## Aim of the exercise
Below are some records. Print all of them exactly as they appear.

Data extracts below:

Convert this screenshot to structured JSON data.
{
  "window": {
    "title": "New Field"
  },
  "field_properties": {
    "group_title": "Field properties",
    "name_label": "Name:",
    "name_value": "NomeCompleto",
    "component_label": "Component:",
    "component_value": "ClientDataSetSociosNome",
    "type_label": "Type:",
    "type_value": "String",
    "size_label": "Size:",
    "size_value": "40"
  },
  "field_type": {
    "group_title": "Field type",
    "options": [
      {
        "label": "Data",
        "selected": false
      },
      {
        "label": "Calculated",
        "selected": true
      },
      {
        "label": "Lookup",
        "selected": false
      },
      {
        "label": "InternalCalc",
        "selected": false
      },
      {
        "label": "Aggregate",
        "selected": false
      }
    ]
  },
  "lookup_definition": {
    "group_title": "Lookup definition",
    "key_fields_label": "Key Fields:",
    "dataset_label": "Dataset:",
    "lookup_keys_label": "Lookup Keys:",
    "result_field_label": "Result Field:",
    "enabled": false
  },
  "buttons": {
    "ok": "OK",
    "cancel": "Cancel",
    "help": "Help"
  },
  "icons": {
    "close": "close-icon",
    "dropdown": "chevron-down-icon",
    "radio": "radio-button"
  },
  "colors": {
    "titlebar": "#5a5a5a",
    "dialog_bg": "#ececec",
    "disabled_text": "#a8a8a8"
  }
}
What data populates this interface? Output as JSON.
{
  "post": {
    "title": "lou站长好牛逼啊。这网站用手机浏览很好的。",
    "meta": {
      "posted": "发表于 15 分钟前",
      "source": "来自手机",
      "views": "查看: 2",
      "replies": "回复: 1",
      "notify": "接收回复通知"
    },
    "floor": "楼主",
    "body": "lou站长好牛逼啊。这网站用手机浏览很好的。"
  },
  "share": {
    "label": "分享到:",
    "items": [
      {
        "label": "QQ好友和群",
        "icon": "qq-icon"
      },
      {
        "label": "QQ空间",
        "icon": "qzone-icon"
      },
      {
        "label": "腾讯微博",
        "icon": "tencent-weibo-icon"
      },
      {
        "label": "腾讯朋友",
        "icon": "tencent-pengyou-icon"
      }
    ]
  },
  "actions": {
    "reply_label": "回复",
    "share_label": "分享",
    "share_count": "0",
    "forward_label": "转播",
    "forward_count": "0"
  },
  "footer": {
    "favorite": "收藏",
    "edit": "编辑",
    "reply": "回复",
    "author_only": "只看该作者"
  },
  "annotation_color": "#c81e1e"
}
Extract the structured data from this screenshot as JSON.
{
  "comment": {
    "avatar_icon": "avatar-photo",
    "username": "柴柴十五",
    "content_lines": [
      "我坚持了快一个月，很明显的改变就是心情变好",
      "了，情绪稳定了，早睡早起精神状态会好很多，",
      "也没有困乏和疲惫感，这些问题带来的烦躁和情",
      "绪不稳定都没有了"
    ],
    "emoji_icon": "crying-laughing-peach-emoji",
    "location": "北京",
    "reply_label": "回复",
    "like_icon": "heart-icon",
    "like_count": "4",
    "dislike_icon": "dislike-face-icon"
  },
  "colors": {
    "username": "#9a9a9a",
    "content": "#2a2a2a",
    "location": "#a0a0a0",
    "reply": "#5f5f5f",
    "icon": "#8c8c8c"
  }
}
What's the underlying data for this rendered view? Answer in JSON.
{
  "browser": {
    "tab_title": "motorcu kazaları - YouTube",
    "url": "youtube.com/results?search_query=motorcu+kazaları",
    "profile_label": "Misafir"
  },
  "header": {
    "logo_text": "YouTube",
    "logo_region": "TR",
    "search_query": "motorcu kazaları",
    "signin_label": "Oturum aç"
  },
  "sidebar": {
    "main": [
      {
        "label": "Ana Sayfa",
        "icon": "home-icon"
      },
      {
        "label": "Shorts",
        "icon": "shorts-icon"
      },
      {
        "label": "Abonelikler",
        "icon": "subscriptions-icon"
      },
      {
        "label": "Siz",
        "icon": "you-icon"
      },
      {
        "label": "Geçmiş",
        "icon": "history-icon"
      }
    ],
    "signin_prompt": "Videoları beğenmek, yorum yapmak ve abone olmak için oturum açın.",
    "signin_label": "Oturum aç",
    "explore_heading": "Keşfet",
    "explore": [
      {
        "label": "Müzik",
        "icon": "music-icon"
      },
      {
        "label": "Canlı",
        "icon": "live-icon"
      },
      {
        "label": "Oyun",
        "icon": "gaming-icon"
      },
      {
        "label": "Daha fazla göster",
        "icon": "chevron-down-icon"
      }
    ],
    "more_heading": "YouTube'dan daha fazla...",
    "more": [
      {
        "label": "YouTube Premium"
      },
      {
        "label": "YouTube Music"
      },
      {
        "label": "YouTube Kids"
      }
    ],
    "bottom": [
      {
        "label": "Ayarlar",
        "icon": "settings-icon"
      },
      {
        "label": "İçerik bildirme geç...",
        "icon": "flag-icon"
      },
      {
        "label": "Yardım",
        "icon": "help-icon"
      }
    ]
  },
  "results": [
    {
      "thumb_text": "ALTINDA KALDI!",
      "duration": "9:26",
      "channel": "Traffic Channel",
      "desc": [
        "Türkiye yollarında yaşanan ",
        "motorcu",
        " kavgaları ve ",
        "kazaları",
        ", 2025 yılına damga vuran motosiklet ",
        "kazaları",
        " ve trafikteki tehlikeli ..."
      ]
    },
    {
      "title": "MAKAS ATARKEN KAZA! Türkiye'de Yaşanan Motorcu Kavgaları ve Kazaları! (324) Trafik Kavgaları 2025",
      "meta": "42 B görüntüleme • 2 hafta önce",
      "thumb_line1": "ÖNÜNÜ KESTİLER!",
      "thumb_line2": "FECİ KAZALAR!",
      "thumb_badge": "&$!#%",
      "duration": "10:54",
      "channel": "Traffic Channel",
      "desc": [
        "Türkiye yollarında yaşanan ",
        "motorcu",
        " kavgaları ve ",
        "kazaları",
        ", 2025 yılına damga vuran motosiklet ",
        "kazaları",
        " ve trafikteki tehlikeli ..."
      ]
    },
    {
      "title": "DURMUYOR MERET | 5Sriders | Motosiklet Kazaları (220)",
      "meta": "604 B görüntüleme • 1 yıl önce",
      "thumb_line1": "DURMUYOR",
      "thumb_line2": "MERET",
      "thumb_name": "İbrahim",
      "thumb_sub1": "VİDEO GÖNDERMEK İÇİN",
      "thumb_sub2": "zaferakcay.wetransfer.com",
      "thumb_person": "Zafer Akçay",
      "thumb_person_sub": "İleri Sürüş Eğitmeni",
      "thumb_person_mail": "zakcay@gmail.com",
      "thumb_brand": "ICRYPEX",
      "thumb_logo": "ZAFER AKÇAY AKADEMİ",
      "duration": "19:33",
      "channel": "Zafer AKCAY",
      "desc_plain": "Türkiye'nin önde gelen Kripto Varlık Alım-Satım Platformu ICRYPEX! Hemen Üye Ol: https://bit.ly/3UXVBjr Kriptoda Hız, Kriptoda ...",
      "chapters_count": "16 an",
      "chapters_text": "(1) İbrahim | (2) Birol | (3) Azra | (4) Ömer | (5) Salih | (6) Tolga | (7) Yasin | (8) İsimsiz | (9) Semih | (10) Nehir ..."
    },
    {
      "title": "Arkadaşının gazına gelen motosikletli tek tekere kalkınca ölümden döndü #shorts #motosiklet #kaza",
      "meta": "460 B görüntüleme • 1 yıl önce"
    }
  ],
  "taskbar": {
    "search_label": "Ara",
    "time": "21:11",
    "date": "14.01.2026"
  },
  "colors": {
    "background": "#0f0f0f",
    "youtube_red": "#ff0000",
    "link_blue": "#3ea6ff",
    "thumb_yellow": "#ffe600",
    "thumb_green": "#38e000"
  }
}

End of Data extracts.

## Result of this exercise
Convert this screenshot to structured JSON data.
{
  "window": {
    "title": "New Field"
  },
  "field_properties": {
    "group_title": "Field properties",
    "name_label": "Name:",
    "name_value": "NomeCompleto",
    "component_label": "Component:",
    "component_value": "ClientDataSetSociosNome",
    "type_label": "Type:",
    "type_value": "String",
    "size_label": "Size:",
    "size_value": "40"
  },
  "field_type": {
    "group_title": "Field type",
    "options": [
      {
        "label": "Data",
        "selected": false
      },
      {
        "label": "Calculated",
        "selected": true
      },
      {
        "label": "Lookup",
        "selected": false
      },
      {
        "label": "InternalCalc",
        "selected": false
      },
      {
        "label": "Aggregate",
        "selected": false
      }
    ]
  },
  "lookup_definition": {
    "group_title": "Lookup definition",
    "key_fields_label": "Key Fields:",
    "dataset_label": "Dataset:",
    "lookup_keys_label": "Lookup Keys:",
    "result_field_label": "Result Field:",
    "enabled": false
  },
  "buttons": {
    "ok": "OK",
    "cancel": "Cancel",
    "help": "Help"
  },
  "icons": {
    "close": "close-icon",
    "dropdown": "chevron-down-icon",
    "radio": "radio-button"
  },
  "colors": {
    "titlebar": "#5a5a5a",
    "dialog_bg": "#ececec",
    "disabled_text": "#a8a8a8"
  }
}
What data populates this interface? Output as JSON.
{
  "post": {
    "title": "lou站长好牛逼啊。这网站用手机浏览很好的。",
    "meta": {
      "posted": "发表于 15 分钟前",
      "source": "来自手机",
      "views": "查看: 2",
      "replies": "回复: 1",
      "notify": "接收回复通知"
    },
    "floor": "楼主",
    "body": "lou站长好牛逼啊。这网站用手机浏览很好的。"
  },
  "share": {
    "label": "分享到:",
    "items": [
      {
        "label": "QQ好友和群",
        "icon": "qq-icon"
      },
      {
        "label": "QQ空间",
        "icon": "qzone-icon"
      },
      {
        "label": "腾讯微博",
        "icon": "tencent-weibo-icon"
      },
      {
        "label": "腾讯朋友",
        "icon": "tencent-pengyou-icon"
      }
    ]
  },
  "actions": {
    "reply_label": "回复",
    "share_label": "分享",
    "share_count": "0",
    "forward_label": "转播",
    "forward_count": "0"
  },
  "footer": {
    "favorite": "收藏",
    "edit": "编辑",
    "reply": "回复",
    "author_only": "只看该作者"
  },
  "annotation_color": "#c81e1e"
}
Extract the structured data from this screenshot as JSON.
{
  "comment": {
    "avatar_icon": "avatar-photo",
    "username": "柴柴十五",
    "content_lines": [
      "我坚持了快一个月，很明显的改变就是心情变好",
      "了，情绪稳定了，早睡早起精神状态会好很多，",
      "也没有困乏和疲惫感，这些问题带来的烦躁和情",
      "绪不稳定都没有了"
    ],
    "emoji_icon": "crying-laughing-peach-emoji",
    "location": "北京",
    "reply_label": "回复",
    "like_icon": "heart-icon",
    "like_count": "4",
    "dislike_icon": "dislike-face-icon"
  },
  "colors": {
    "username": "#9a9a9a",
    "content": "#2a2a2a",
    "location": "#a0a0a0",
    "reply": "#5f5f5f",
    "icon": "#8c8c8c"
  }
}
What's the underlying data for this rendered view? Answer in JSON.
{
  "browser": {
    "tab_title": "motorcu kazaları - YouTube",
    "url": "youtube.com/results?search_query=motorcu+kazaları",
    "profile_label": "Misafir"
  },
  "header": {
    "logo_text": "YouTube",
    "logo_region": "TR",
    "search_query": "motorcu kazaları",
    "signin_label": "Oturum aç"
  },
  "sidebar": {
    "main": [
      {
        "label": "Ana Sayfa",
        "icon": "home-icon"
      },
      {
        "label": "Shorts",
        "icon": "shorts-icon"
      },
      {
        "label": "Abonelikler",
        "icon": "subscriptions-icon"
      },
      {
        "label": "Siz",
        "icon": "you-icon"
      },
      {
        "label": "Geçmiş",
        "icon": "history-icon"
      }
    ],
    "signin_prompt": "Videoları beğenmek, yorum yapmak ve abone olmak için oturum açın.",
    "signin_label": "Oturum aç",
    "explore_heading": "Keşfet",
    "explore": [
      {
        "label": "Müzik",
        "icon": "music-icon"
      },
      {
        "label": "Canlı",
        "icon": "live-icon"
      },
      {
        "label": "Oyun",
        "icon": "gaming-icon"
      },
      {
        "label": "Daha fazla göster",
        "icon": "chevron-down-icon"
      }
    ],
    "more_heading": "YouTube'dan daha fazla...",
    "more": [
      {
        "label": "YouTube Premium"
      },
      {
        "label": "YouTube Music"
      },
      {
        "label": "YouTube Kids"
      }
    ],
    "bottom": [
      {
        "label": "Ayarlar",
        "icon": "settings-icon"
      },
      {
        "label": "İçerik bildirme geç...",
        "icon": "flag-icon"
      },
      {
        "label": "Yardım",
        "icon": "help-icon"
      }
    ]
  },
  "results": [
    {
      "thumb_text": "ALTINDA KALDI!",
      "duration": "9:26",
      "channel": "Traffic Channel",
      "desc": [
        "Türkiye yollarında yaşanan ",
        "motorcu",
        " kavgaları ve ",
        "kazaları",
        ", 2025 yılına damga vuran motosiklet ",
        "kazaları",
        " ve trafikteki tehlikeli ..."
      ]
    },
    {
      "title": "MAKAS ATARKEN KAZA! Türkiye'de Yaşanan Motorcu Kavgaları ve Kazaları! (324) Trafik Kavgaları 2025",
      "meta": "42 B görüntüleme • 2 hafta önce",
      "thumb_line1": "ÖNÜNÜ KESTİLER!",
      "thumb_line2": "FECİ KAZALAR!",
      "thumb_badge": "&$!#%",
      "duration": "10:54",
      "channel": "Traffic Channel",
      "desc": [
        "Türkiye yollarında yaşanan ",
        "motorcu",
        " kavgaları ve ",
        "kazaları",
        ", 2025 yılına damga vuran motosiklet ",
        "kazaları",
        " ve trafikteki tehlikeli ..."
      ]
    },
    {
      "title": "DURMUYOR MERET | 5Sriders | Motosiklet Kazaları (220)",
      "meta": "604 B görüntüleme • 1 yıl önce",
      "thumb_line1": "DURMUYOR",
      "thumb_line2": "MERET",
      "thumb_name": "İbrahim",
      "thumb_sub1": "VİDEO GÖNDERMEK İÇİN",
      "thumb_sub2": "zaferakcay.wetransfer.com",
      "thumb_person": "Zafer Akçay",
      "thumb_person_sub": "İleri Sürüş Eğitmeni",
      "thumb_person_mail": "zakcay@gmail.com",
      "thumb_brand": "ICRYPEX",
      "thumb_logo": "ZAFER AKÇAY AKADEMİ",
      "duration": "19:33",
      "channel": "Zafer AKCAY",
      "desc_plain": "Türkiye'nin önde gelen Kripto Varlık Alım-Satım Platformu ICRYPEX! Hemen Üye Ol: https://bit.ly/3UXVBjr Kriptoda Hız, Kriptoda ...",
      "chapters_count": "16 an",
      "chapters_text": "(1) İbrahim | (2) Birol | (3) Azra | (4) Ömer | (5) Salih | (6) Tolga | (7) Yasin | (8) İsimsiz | (9) Semih | (10) Nehir ..."
    },
    {
      "title": "Arkadaşının gazına gelen motosikletli tek tekere kalkınca ölümden döndü #shorts #motosiklet #kaza",
      "meta": "460 B görüntüleme • 1 yıl önce"
    }
  ],
  "taskbar": {
    "search_label": "Ara",
    "time": "21:11",
    "date": "14.01.2026"
  },
  "colors": {
    "background": "#0f0f0f",
    "youtube_red": "#ff0000",
    "link_blue": "#3ea6ff",
    "thumb_yellow": "#ffe600",
    "thumb_green": "#38e000"
  }
}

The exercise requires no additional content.